Parsons’ attendance guidelines were developed to encourage students’ success in all aspects of their academic programs. Full participation is essential to the successful completion of coursework and enhances the quality of the educational experience for all, particularly in courses where group work is integral; thus, Parsons promotes high levels of attendance. Students are expected to attend classes regularly and promptly and in compliance with the standards stated in the course syllabus.
While attendance is just one aspect of active participation, absence from a significant portion of class time may prevent the successful attainment of course objectives. A significant portion of class time is generally defined as the equivalent of three weeks, or 20%, of class time. Lateness or early departure from class may be recorded by the instructor as one full absence. Students may be asked to withdraw from a course if habitual absenteeism or tardiness has a negative impact on the class environment.
Whether the course is a lecture, seminar or studio, faculty will assess each student’s performance against all of the assessment criteria in determining the student’s final grade.
Canvas Use of Canvas may be an important resource for this class. Students should check it for announcements before coming to class each week.
In rare instances, I may be delayed arriving to class. If I have not arrived by the time class is scheduled to start, you must wait a minimum of thirty minutes for my arrival. In the event that I will miss class entirely, a sign will be posted at the classroom indicating your assignment for the next class meeting.
The use of electronic devices (phones, tablets, laptops, cameras, etc.) is permitted when the device is being used in relation to the course’s work. All other uses are prohibited in the classroom and devices should be turned off before class starts.
Academic Honesty and Integrity
Compromising your academic integrity may lead to serious consequences, including (but not limited to) one or more of the following: failure of the assignment, failure of the course, academic warning, disciplinary probation, suspension from the university, or dismissal from the university.
Students are responsible for understanding the University’s policy on academic honesty and integrity and must make use of proper citations of sources for writing papers, creating, presenting, and performing their work, taking examinations, and doing research. It is the responsibility of students to learn the procedures specific to their discipline for correctly and appropriately differentiating their own work from that of others.
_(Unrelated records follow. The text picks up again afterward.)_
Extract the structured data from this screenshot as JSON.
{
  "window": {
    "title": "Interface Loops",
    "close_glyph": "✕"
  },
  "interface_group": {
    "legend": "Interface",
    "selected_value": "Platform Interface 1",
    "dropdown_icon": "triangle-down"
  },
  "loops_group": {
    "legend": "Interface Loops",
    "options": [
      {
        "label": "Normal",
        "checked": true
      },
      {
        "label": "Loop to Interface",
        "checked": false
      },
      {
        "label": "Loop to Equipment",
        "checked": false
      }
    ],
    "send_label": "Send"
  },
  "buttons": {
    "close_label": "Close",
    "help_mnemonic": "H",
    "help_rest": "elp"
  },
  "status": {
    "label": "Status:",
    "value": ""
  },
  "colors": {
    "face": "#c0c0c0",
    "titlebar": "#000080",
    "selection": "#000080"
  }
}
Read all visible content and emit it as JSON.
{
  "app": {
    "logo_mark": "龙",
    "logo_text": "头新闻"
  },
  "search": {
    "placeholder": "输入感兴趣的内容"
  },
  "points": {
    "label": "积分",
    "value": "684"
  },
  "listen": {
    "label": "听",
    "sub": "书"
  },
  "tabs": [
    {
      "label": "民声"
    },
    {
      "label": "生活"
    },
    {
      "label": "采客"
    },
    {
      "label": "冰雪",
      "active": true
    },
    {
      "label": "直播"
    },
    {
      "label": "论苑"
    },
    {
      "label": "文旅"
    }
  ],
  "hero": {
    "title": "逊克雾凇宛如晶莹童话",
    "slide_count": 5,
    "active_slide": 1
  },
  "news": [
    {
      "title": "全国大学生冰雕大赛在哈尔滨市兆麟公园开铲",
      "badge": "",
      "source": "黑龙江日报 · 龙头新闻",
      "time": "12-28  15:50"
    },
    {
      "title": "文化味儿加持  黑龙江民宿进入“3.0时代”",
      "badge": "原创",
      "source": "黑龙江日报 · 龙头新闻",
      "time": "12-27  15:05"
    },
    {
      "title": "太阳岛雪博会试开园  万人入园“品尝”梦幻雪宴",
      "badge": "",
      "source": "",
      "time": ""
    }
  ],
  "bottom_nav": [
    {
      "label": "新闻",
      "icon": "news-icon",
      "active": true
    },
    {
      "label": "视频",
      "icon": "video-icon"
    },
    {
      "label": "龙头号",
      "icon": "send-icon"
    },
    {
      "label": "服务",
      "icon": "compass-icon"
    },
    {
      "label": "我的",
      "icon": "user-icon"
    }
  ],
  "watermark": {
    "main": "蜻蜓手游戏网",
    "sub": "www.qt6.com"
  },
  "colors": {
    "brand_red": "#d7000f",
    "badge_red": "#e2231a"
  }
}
The full text of the policy, including adjudication procedures, is found at http://www.newschool.edu/policies/ Resources regarding what plagiarism is and how to avoid it can be found on the Learning Center’s website: http://www.newschool.edu/university-learning-center/student-resources/
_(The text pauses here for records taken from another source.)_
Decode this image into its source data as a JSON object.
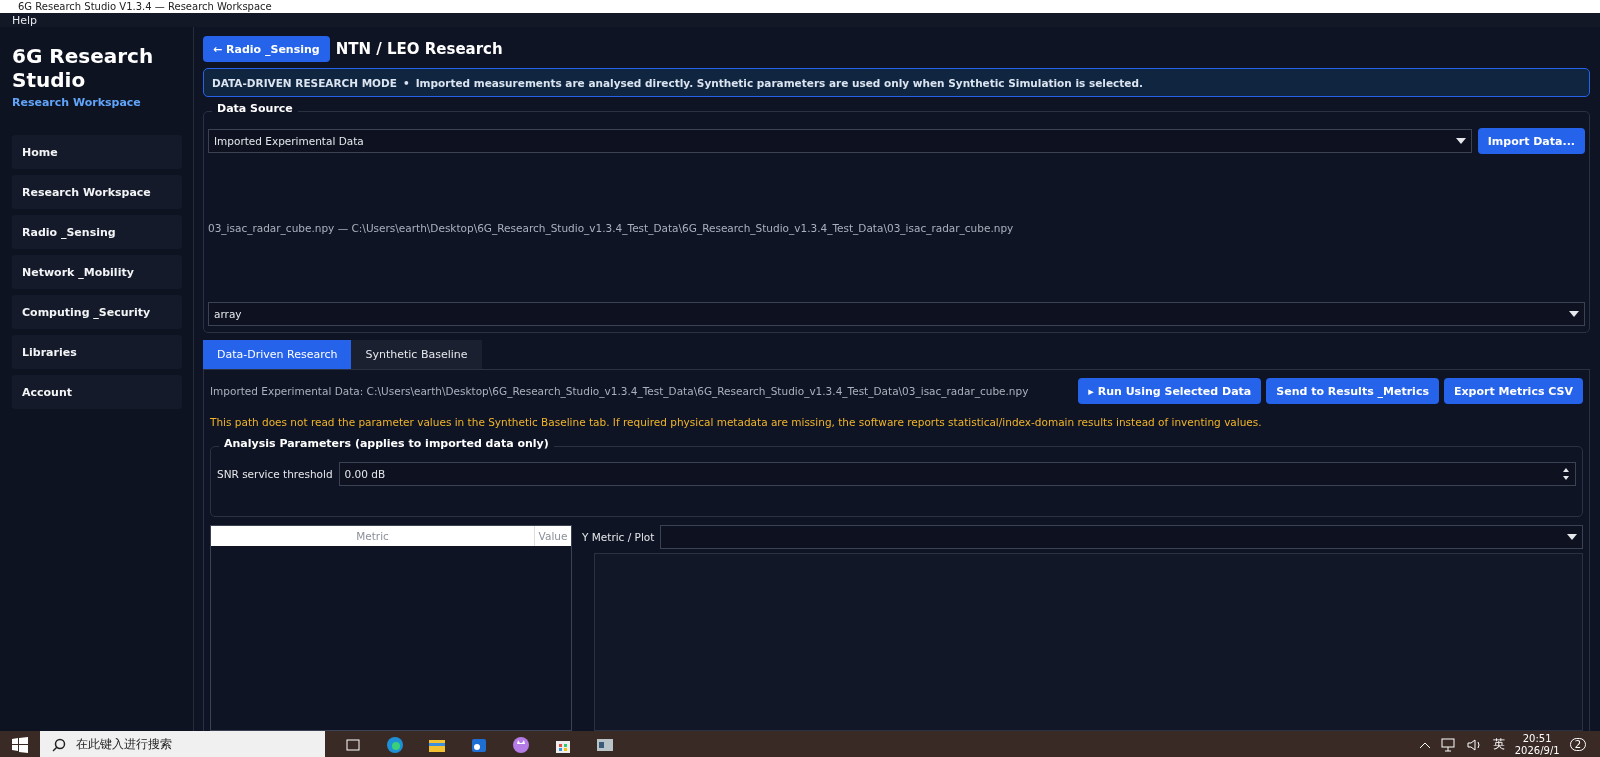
{
  "window": {
    "title": "6G Research Studio V1.3.4 — Research Workspace"
  },
  "menu": [
    "Help"
  ],
  "sidebar": {
    "title": "6G Research Studio",
    "subtitle": "Research Workspace",
    "items": [
      {
        "label": "Home",
        "selected": false
      },
      {
        "label": "Research Workspace",
        "selected": false
      },
      {
        "label": "Radio _Sensing",
        "selected": false
      },
      {
        "label": "Network _Mobility",
        "selected": false
      },
      {
        "label": "Computing _Security",
        "selected": false
      },
      {
        "label": "Libraries",
        "selected": false
      },
      {
        "label": "Account",
        "selected": false
      }
    ]
  },
  "header": {
    "back_button": "← Radio _Sensing",
    "title": "NTN / LEO Research"
  },
  "banner": {
    "mode": "DATA-DRIVEN RESEARCH MODE",
    "separator": "•",
    "message": "Imported measurements are analysed directly. Synthetic parameters are used only when Synthetic Simulation is selected."
  },
  "data_source": {
    "label": "Data Source",
    "source_value": "Imported Experimental Data",
    "import_button": "Import Data...",
    "file_info": "03_isac_radar_cube.npy — C:\\Users\\earth\\Desktop\\6G_Research_Studio_v1.3.4_Test_Data\\6G_Research_Studio_v1.3.4_Test_Data\\03_isac_radar_cube.npy",
    "variable_value": "array"
  },
  "tabs": [
    {
      "label": "Data-Driven Research",
      "selected": true
    },
    {
      "label": "Synthetic Baseline",
      "selected": false
    }
  ],
  "panel": {
    "data_path": "Imported Experimental Data: C:\\Users\\earth\\Desktop\\6G_Research_Studio_v1.3.4_Test_Data\\6G_Research_Studio_v1.3.4_Test_Data\\03_isac_radar_cube.npy",
    "buttons": [
      "▸ Run Using Selected Data",
      "Send to Results _Metrics",
      "Export Metrics CSV"
    ],
    "warning": "This path does not read the parameter values in the Synthetic Baseline tab. If required physical metadata are missing, the software reports statistical/index-domain results instead of inventing values.",
    "analysis": {
      "label": "Analysis Parameters (applies to imported data only)",
      "snr_label": "SNR service threshold",
      "snr_value": "0.00 dB"
    },
    "table": {
      "columns": [
        "Metric",
        "Value"
      ]
    },
    "plot": {
      "label": "Y Metric / Plot"
    }
  },
  "taskbar": {
    "search_placeholder": "在此键入进行搜索",
    "ime": "英",
    "time": "20:51",
    "date": "2026/9/1",
    "notifications": "2"
  }
}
The New School views “academic honesty and integrity” as the duty of every member of an academic community to claim authorship for his or her own work and only for that work, and to recognize the contributions of others accurately and completely. This obligation is fundamental to the integrity of intellectual debate, and creative and academic pursuits. Academic honesty and integrity includes accurate use of quotations, as well as appropriate and explicit citation of sources in instances of paraphrasing and describing ideas, or reporting on research findings or any aspect of the work of others (including that of faculty members and other students). Academic dishonesty results from infractions of this “accurate use”. The standards of academic honesty and integrity, and citation of sources, apply to all forms of academic work, including submissions of drafts of final papers or projects. All members of the University community are expected to conduct themselves in accord with the standards of academic honesty and integrity. Please see the complete policy in the Parsons Catalog.